Will Transistor make use of PS4-exclusive features? “Transistor is designed first and foremost as a solo experience and we have no interest in tacking anything onto it just because the console can do it. Sharing features are standard to all PS4 games, but we did find interesting opportunities for some proprietary stuff that happened to fit with our game. The main example is the DualShock 4 controller's light bar flashes in sync with the in-game Transistor weapon when you hear the voice coming from it. That may not sound like much but in our tests we've found it's made quite an impression on players who notice the detail.”
Right now, Transistor is feature complete - the team are simply ironing out the kinks, says Kasavin. “That means everything from re-recording bits of voiceover to sound just right, to fine-tuning the feel and balance of all the different Transistor abilities you'll find in the game, and just testing it a lot to make sure it's resonating with players in the right way. It's a busy time, but an exciting time, as every day or two some great new detail makes it into the game.”
Kasavin hasn’t got an exact shipping date in mind for now, but says we will be seeing the game land this year. “We haven't announced a release date for Transistor just yet but we should be on track to get the game out there sometime this year for PS4 and PC. We'll announce a date just as soon as we're sure we can hit it.”
And what comes after that? Does Supergiant have plans for any Transistor DLC, or a new game? Bastion 2, perhaps? Kasavin is frank in his response. “Nah, we haven't thought that far ahead. Nothing matters except how Transistor turns out. We want to make a complete-feeling game that lives up to our first game.”
That’s no small task. Without the deep pockets of a big publisher, the team, which self-funded Bastion and are bootstrapping their way through Transistor likewise, needs to keep swinging and hitting every time they’re at bat.

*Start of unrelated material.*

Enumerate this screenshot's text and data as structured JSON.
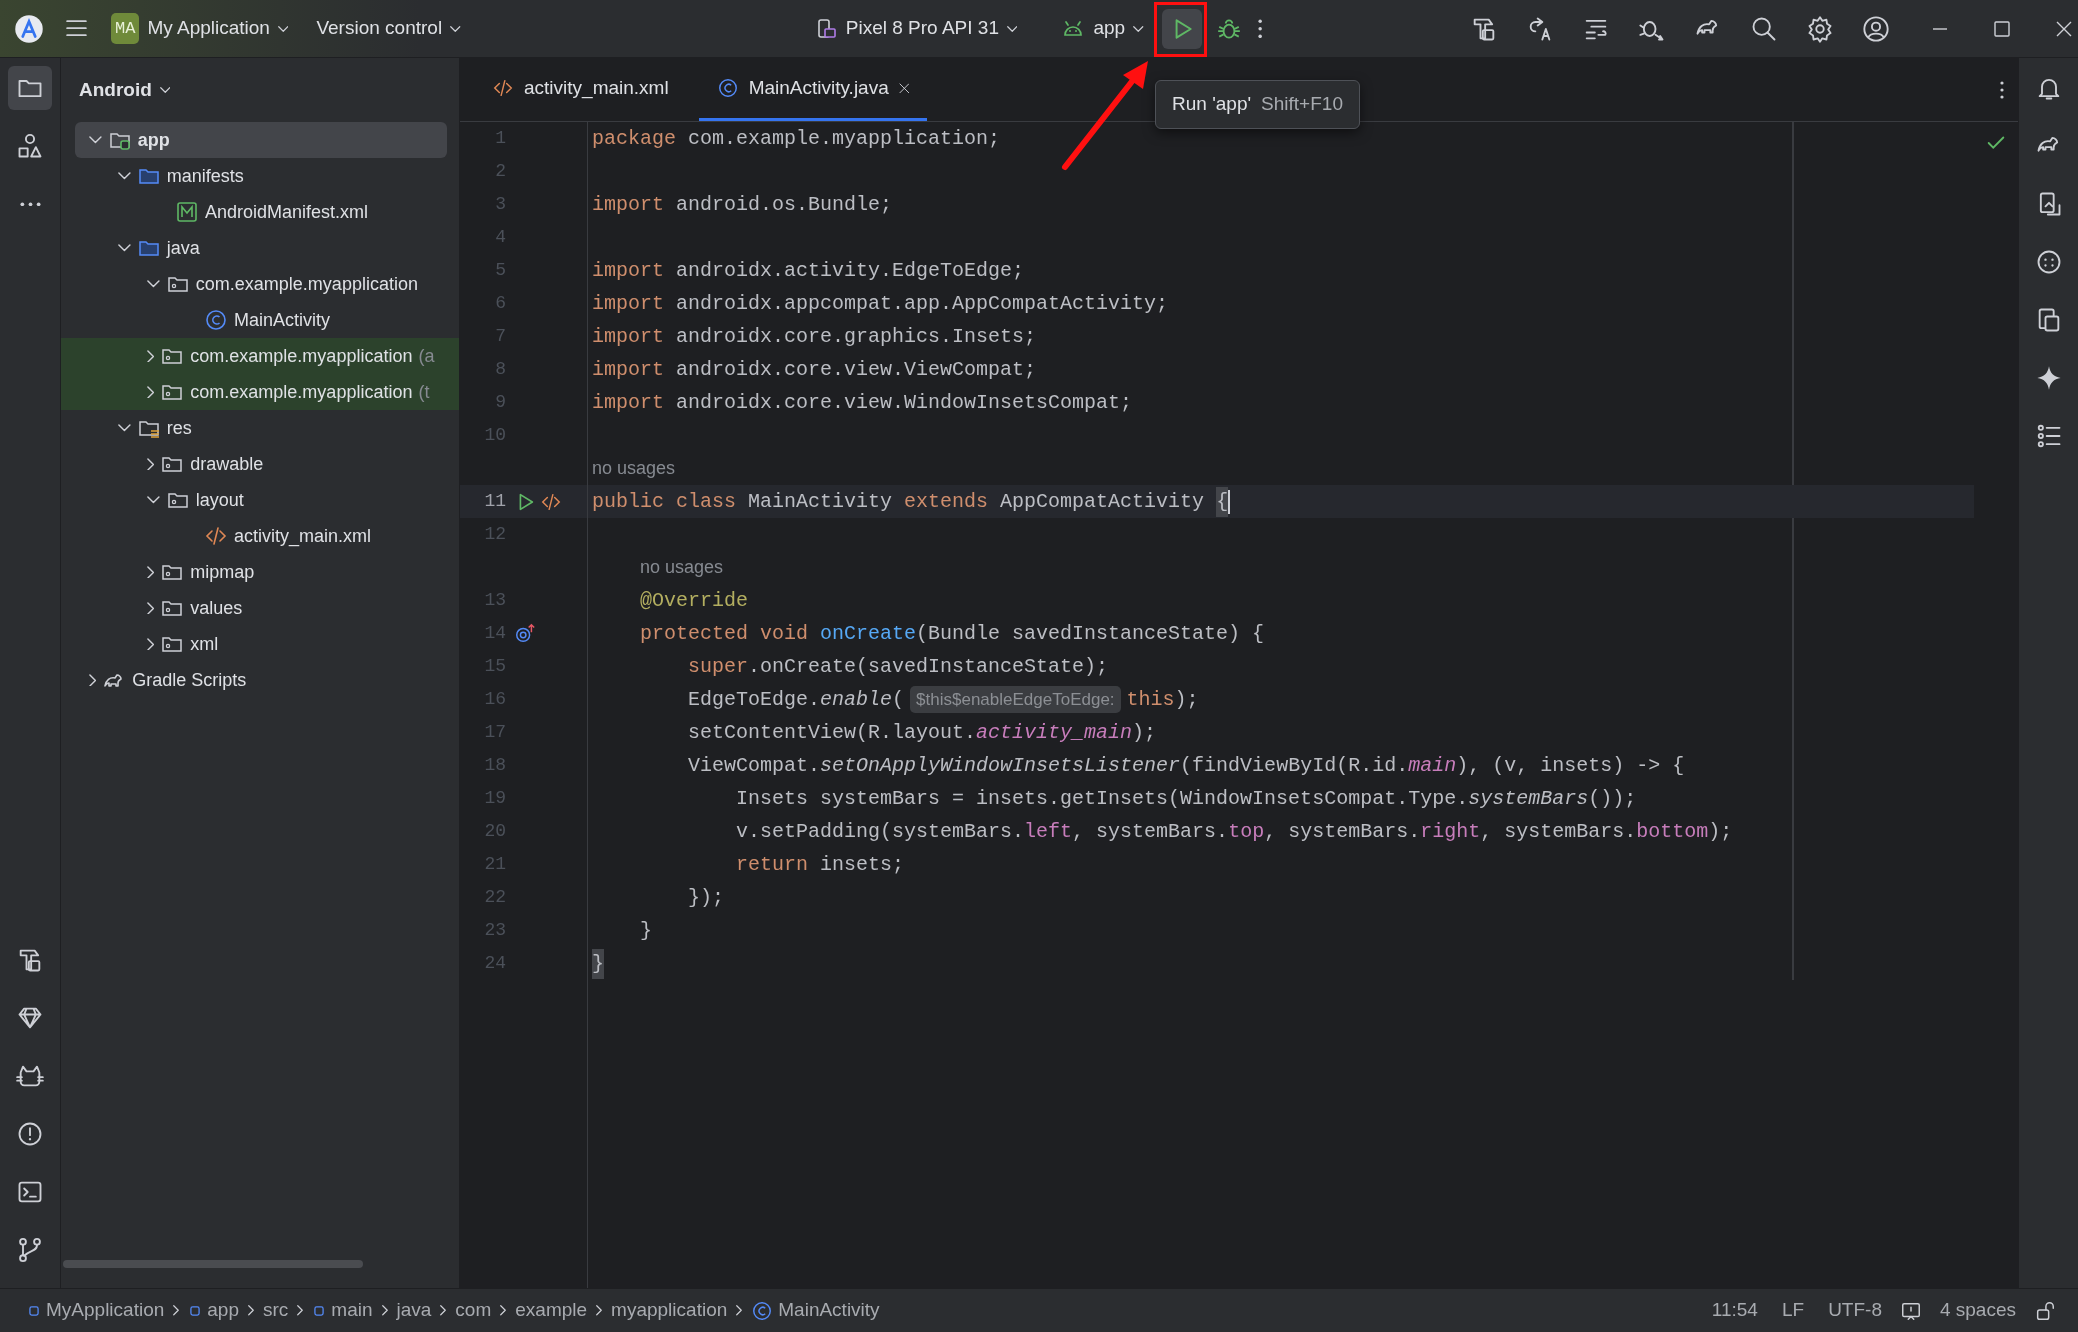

“We'd love to continue to stick together for a long time after that provided people keep liking what we're doing,” Kasavin says. From what we’ve seen so far, we have a feeling they will.